Gospel Halls are independent, autonomous Christian communities of believers throughout the world that hold to a common set of doctrines and worship practices. Since these churches are not affiliated with any central governing body or parent administrative organization, each Gospel Hall exists as a self-governing, completely stand-alone entity.
Gospel Halls reject the idea of denominational labels and avoid any sectarian classification. For example, you will not hear these believers say, “I am a member of the Gospel Hall denomination.” Instead, they prefer simply to be known as “Christians” who gather for worship in the name of the Lord Jesus Christ.
Gospel Hall is the name this group of Christians assigns to their building or place of worship. Typically, Gospel Hall is preceded by the name of the area or city. For instance, a group may call itself Spencer Bridge Road Gospel Hall or Denver Gospel Hall. The primary mission of Gospel Hall fellowships is to proclaim the good news of Jesus Christ and lead lost people to salvation in Him.
Although Gospel Halls trace their spiritual roots back to the earliest Christian communities established in Jerusalem, the modern movement corresponds with the founding of the Plymouth Brethren in the early- to mid-1800s, primarily in England, Scotland, Ireland, and Continental Europe.

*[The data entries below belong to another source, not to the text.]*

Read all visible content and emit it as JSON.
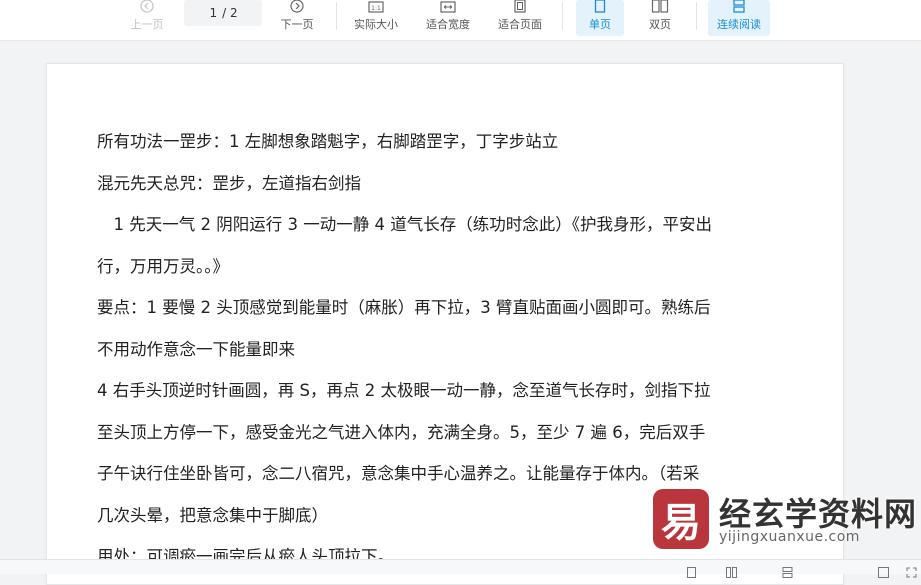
{
  "toolbar": {
    "prev_label": "上一页",
    "page_current": "1",
    "page_total": "/ 2",
    "next_label": "下一页",
    "actual_size_label": "实际大小",
    "fit_width_label": "适合宽度",
    "fit_page_label": "适合页面",
    "single_page_label": "单页",
    "double_page_label": "双页",
    "continuous_label": "连续阅读",
    "accent_color": "#1b8ed8"
  },
  "document": {
    "lines": [
      "所有功法一罡步：1 左脚想象踏魁字，右脚踏罡字，丁字步站立",
      "混元先天总咒：罡步，左道指右剑指",
      "　1 先天一气 2 阴阳运行 3 一动一静 4 道气长存（练功时念此）《护我身形，平安出",
      "行，万用万灵。。》",
      "要点：1 要慢 2 头顶感觉到能量时（麻胀）再下拉，3 臂直贴面画小圆即可。熟练后",
      "不用动作意念一下能量即来",
      "4 右手头顶逆时针画圆，再 S，再点 2 太极眼一动一静，念至道气长存时，剑指下拉",
      "至头顶上方停一下，感受金光之气进入体内，充满全身。5，至少 7 遍 6，完后双手",
      "子午诀行住坐卧皆可，念二八宿咒，意念集中手心温养之。让能量存于体内。（若采",
      "几次头晕，把意念集中于脚底）",
      "用处：可调瘀一画完后从瘀人头顶拉下。"
    ]
  },
  "watermark": {
    "title": "经玄学资料网",
    "url": "yijingxuanxue.com",
    "brand_color": "#b9363d"
  }
}
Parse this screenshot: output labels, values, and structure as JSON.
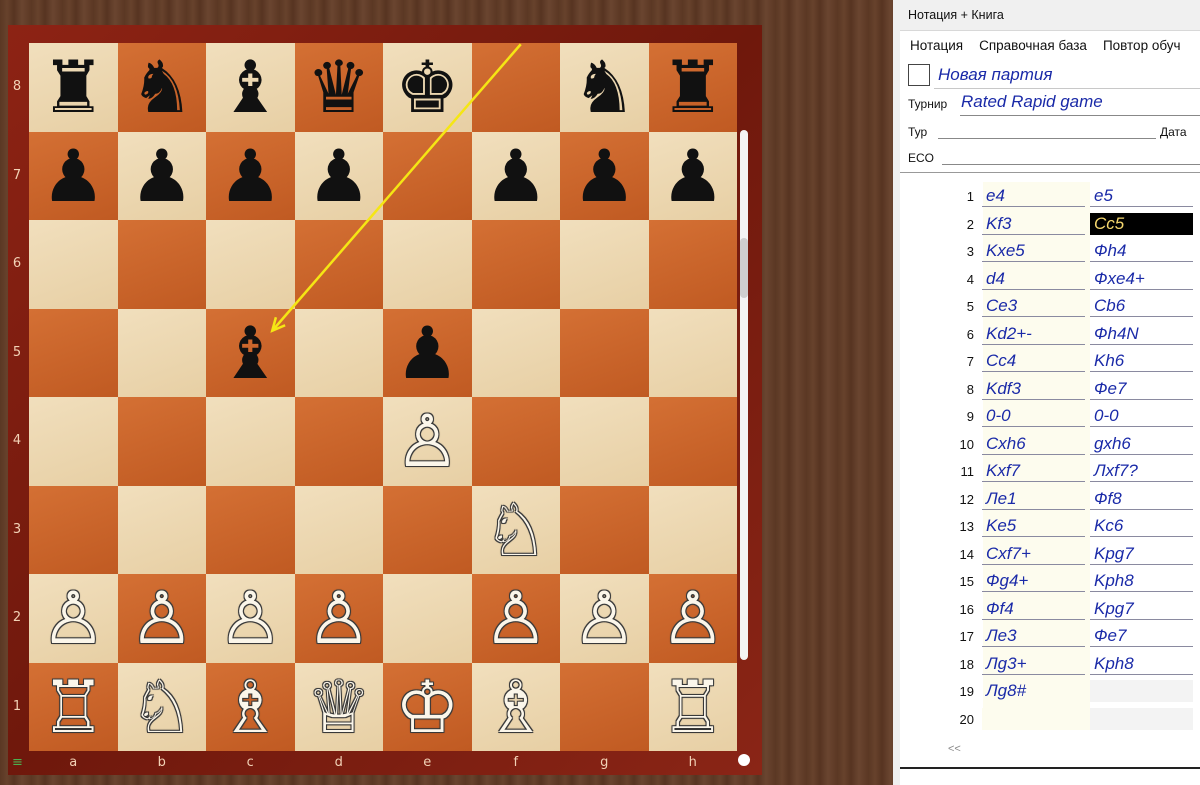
{
  "board": {
    "ranks": [
      "8",
      "7",
      "6",
      "5",
      "4",
      "3",
      "2",
      "1"
    ],
    "files": [
      "a",
      "b",
      "c",
      "d",
      "e",
      "f",
      "g",
      "h"
    ],
    "pieces": {
      "a8": {
        "glyph": "♜",
        "color": "black",
        "name": "black-rook"
      },
      "b8": {
        "glyph": "♞",
        "color": "black",
        "name": "black-knight"
      },
      "c8": {
        "glyph": "♝",
        "color": "black",
        "name": "black-bishop"
      },
      "d8": {
        "glyph": "♛",
        "color": "black",
        "name": "black-queen"
      },
      "e8": {
        "glyph": "♚",
        "color": "black",
        "name": "black-king"
      },
      "g8": {
        "glyph": "♞",
        "color": "black",
        "name": "black-knight"
      },
      "h8": {
        "glyph": "♜",
        "color": "black",
        "name": "black-rook"
      },
      "a7": {
        "glyph": "♟",
        "color": "black",
        "name": "black-pawn"
      },
      "b7": {
        "glyph": "♟",
        "color": "black",
        "name": "black-pawn"
      },
      "c7": {
        "glyph": "♟",
        "color": "black",
        "name": "black-pawn"
      },
      "d7": {
        "glyph": "♟",
        "color": "black",
        "name": "black-pawn"
      },
      "f7": {
        "glyph": "♟",
        "color": "black",
        "name": "black-pawn"
      },
      "g7": {
        "glyph": "♟",
        "color": "black",
        "name": "black-pawn"
      },
      "h7": {
        "glyph": "♟",
        "color": "black",
        "name": "black-pawn"
      },
      "c5": {
        "glyph": "♝",
        "color": "black",
        "name": "black-bishop"
      },
      "e5": {
        "glyph": "♟",
        "color": "black",
        "name": "black-pawn"
      },
      "e4": {
        "glyph": "♙",
        "color": "white",
        "name": "white-pawn"
      },
      "f3": {
        "glyph": "♘",
        "color": "white",
        "name": "white-knight"
      },
      "a2": {
        "glyph": "♙",
        "color": "white",
        "name": "white-pawn"
      },
      "b2": {
        "glyph": "♙",
        "color": "white",
        "name": "white-pawn"
      },
      "c2": {
        "glyph": "♙",
        "color": "white",
        "name": "white-pawn"
      },
      "d2": {
        "glyph": "♙",
        "color": "white",
        "name": "white-pawn"
      },
      "f2": {
        "glyph": "♙",
        "color": "white",
        "name": "white-pawn"
      },
      "g2": {
        "glyph": "♙",
        "color": "white",
        "name": "white-pawn"
      },
      "h2": {
        "glyph": "♙",
        "color": "white",
        "name": "white-pawn"
      },
      "a1": {
        "glyph": "♖",
        "color": "white",
        "name": "white-rook"
      },
      "b1": {
        "glyph": "♘",
        "color": "white",
        "name": "white-knight"
      },
      "c1": {
        "glyph": "♗",
        "color": "white",
        "name": "white-bishop"
      },
      "d1": {
        "glyph": "♕",
        "color": "white",
        "name": "white-queen"
      },
      "e1": {
        "glyph": "♔",
        "color": "white",
        "name": "white-king"
      },
      "f1": {
        "glyph": "♗",
        "color": "white",
        "name": "white-bishop"
      },
      "h1": {
        "glyph": "♖",
        "color": "white",
        "name": "white-rook"
      }
    },
    "last_move_arrow": {
      "from": "f8",
      "to": "c5",
      "color": "#f5e614"
    }
  },
  "panel": {
    "title": "Нотация + Книга",
    "tabs": [
      "Нотация",
      "Справочная база",
      "Повтор обуч"
    ],
    "game_title": "Новая партия",
    "tournament_label": "Турнир",
    "tournament_value": "Rated Rapid game",
    "round_label": "Тур",
    "date_label": "Дата",
    "eco_label": "ECO",
    "nav_prev": "<<"
  },
  "moves": [
    {
      "n": "1",
      "w": "e4",
      "b": "e5"
    },
    {
      "n": "2",
      "w": "Kf3",
      "b": "Cc5",
      "current": "b"
    },
    {
      "n": "3",
      "w": "Kxe5",
      "b": "Фh4"
    },
    {
      "n": "4",
      "w": "d4",
      "b": "Фxe4+"
    },
    {
      "n": "5",
      "w": "Ce3",
      "b": "Cb6"
    },
    {
      "n": "6",
      "w": "Kd2+-",
      "b": "Фh4N"
    },
    {
      "n": "7",
      "w": "Cc4",
      "b": "Kh6"
    },
    {
      "n": "8",
      "w": "Kdf3",
      "b": "Фe7"
    },
    {
      "n": "9",
      "w": "0-0",
      "b": "0-0"
    },
    {
      "n": "10",
      "w": "Cxh6",
      "b": "gxh6"
    },
    {
      "n": "11",
      "w": "Kxf7",
      "b": "Лxf7?"
    },
    {
      "n": "12",
      "w": "Ле1",
      "b": "Фf8"
    },
    {
      "n": "13",
      "w": "Ke5",
      "b": "Kc6"
    },
    {
      "n": "14",
      "w": "Cxf7+",
      "b": "Kpg7"
    },
    {
      "n": "15",
      "w": "Фg4+",
      "b": "Kph8"
    },
    {
      "n": "16",
      "w": "Фf4",
      "b": "Kpg7"
    },
    {
      "n": "17",
      "w": "Ле3",
      "b": "Фe7"
    },
    {
      "n": "18",
      "w": "Лg3+",
      "b": "Kph8"
    },
    {
      "n": "19",
      "w": "Лg8#",
      "b": ""
    },
    {
      "n": "20",
      "w": "",
      "b": ""
    }
  ]
}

Gospel Halls seek to follow the pattern and principles of the New Testament church as described in the Bible, citing passages such as Acts 2:41–42, 1 Timothy 1:13, Hebrews 13:9, and Ephesians 4:14. Church fellowship rather than church membership is the emphasis. Their desire is to be Christ-centered and gospel-focused. Believing in the headship of Jesus Christ (Colossians 1:18), Gospel Halls do not raise any one member into a position of leadership over the church, and there are no paid clergy. They believe a pastoral calling is a gift given to an individual believer and not an office of the local church. Gospel Halls usually select a group of spiritual overseers—elders and deacons who are responsible for making decisions—in accordance with Titus 1:5.
In practice and belief, Gospel Halls closely resemble the Plymouth Brethren. These Christians believe in the inspiration of Scripture and that the 66 canonical books of the Bible are the ultimate guide and authority for the believer’s life and relationship with God. They are evangelical in that they believe in the sacrificial death, burial, and resurrection of Jesus Christ for the forgiveness of sins. Gospel Halls stress the importance of meeting together regularly for worship to receive instruction in God’s Word and to encourage one another (Hebrews 10:25). Communion is a central expression of their worship. They accept the doctrine of the Trinity, the reality of hell, and the promise of eternal life in heaven for all who accept God’s free gift of salvation. All born-again Gospel Hall believers are encouraged to take the next step of obedience through baptism by immersion.
In a typical Sunday Gospel Hall meeting, Christians share in the Lord’s Supper (“Breaking of Bread”), or Communion, each week. After the Lord’s Supper, the Gospel Meeting takes place. Bible teaching and preaching are presented by men who are gifted in these areas. Generally, women wear a head covering and are silent participants in corporate worship. Children are taught in age-appropriate Sunday school settings. Contemporary music is considered shallow, distracting, and fleshly, so worship usually consists of singing a cappella hymns. Other gatherings, such as revival meetings, prayer meetings, Bible study meetings, and conferences, are held regularly at Gospel Halls.